▶ _About this exercise_
In the records below, tally every line containing "JSON". Report only the total.

▶ _Listed records_
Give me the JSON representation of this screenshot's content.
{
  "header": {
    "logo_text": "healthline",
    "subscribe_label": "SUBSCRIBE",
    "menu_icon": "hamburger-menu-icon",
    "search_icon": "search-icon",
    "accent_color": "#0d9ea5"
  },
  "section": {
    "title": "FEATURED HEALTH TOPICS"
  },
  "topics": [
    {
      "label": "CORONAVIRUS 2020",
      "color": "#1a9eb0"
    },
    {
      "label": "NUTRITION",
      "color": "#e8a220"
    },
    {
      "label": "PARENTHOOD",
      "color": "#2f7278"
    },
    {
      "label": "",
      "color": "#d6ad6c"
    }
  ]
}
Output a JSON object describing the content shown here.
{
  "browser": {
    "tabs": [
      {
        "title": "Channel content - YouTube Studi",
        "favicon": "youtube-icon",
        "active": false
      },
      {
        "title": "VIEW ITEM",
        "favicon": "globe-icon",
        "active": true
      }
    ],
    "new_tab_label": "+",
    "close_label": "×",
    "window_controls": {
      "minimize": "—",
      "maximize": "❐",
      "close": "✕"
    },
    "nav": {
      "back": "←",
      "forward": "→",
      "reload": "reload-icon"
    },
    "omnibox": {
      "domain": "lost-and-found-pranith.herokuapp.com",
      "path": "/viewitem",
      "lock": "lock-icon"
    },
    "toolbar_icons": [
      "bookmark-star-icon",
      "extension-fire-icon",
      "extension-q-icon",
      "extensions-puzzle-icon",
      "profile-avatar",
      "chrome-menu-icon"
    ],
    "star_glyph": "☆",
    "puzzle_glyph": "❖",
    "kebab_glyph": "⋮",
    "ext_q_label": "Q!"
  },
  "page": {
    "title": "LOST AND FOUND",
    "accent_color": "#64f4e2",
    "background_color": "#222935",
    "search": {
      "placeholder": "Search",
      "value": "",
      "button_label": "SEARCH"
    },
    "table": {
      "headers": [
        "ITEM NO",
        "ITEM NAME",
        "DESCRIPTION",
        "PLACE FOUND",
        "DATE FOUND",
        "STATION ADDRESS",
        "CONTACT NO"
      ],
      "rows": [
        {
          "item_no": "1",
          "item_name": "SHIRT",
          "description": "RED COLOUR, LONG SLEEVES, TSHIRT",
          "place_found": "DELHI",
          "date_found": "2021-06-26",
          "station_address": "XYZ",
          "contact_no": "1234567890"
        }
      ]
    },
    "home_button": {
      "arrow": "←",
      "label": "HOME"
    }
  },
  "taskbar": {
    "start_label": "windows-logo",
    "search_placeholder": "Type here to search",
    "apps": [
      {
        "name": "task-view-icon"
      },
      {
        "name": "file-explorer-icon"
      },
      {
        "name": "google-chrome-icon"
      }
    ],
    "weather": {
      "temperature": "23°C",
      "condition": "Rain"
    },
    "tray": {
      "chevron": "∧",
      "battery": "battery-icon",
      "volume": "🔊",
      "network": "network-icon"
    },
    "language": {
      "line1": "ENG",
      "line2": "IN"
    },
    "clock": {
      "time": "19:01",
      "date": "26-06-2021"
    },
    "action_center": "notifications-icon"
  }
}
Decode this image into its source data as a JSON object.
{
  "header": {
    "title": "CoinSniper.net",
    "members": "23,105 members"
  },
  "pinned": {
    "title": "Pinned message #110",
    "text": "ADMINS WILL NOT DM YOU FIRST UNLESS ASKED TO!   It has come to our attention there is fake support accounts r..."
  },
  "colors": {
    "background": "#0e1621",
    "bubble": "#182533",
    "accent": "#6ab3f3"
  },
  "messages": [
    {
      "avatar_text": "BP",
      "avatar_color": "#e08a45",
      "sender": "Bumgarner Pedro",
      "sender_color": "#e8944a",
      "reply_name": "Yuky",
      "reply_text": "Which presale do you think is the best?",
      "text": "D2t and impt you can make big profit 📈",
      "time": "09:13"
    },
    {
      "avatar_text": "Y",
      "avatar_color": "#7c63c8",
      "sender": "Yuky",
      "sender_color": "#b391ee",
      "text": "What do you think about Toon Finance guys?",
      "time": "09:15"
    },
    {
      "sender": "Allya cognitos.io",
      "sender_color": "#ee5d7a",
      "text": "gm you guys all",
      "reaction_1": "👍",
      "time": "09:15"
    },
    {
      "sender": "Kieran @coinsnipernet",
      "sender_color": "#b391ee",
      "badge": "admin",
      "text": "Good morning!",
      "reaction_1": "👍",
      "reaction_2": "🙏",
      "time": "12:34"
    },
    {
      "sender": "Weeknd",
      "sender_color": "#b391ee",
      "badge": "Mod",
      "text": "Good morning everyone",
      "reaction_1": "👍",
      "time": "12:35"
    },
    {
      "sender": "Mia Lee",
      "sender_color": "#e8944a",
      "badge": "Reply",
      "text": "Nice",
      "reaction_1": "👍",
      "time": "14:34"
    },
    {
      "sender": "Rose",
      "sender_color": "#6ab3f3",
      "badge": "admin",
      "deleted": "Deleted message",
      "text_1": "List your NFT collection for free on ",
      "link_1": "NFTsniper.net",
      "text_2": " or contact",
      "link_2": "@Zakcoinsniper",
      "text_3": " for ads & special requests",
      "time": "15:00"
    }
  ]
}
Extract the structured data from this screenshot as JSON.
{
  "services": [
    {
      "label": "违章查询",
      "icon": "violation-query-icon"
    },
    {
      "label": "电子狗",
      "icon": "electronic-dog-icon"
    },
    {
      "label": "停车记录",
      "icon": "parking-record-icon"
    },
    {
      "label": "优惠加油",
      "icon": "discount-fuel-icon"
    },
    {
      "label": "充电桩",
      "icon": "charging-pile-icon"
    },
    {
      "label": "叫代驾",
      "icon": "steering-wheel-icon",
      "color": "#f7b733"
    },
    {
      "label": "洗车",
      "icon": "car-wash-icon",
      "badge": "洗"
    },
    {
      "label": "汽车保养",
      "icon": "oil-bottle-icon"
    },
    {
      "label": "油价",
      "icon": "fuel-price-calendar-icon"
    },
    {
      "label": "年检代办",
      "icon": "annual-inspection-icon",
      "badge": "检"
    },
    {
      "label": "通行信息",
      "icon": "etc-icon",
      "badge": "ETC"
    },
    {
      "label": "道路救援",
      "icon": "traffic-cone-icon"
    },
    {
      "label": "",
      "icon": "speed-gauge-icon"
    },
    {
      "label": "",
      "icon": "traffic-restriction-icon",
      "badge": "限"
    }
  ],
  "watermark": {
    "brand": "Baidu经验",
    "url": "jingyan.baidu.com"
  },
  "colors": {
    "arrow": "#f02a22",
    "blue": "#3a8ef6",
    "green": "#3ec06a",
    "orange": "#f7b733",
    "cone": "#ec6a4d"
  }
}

▶ _Result of this task_
4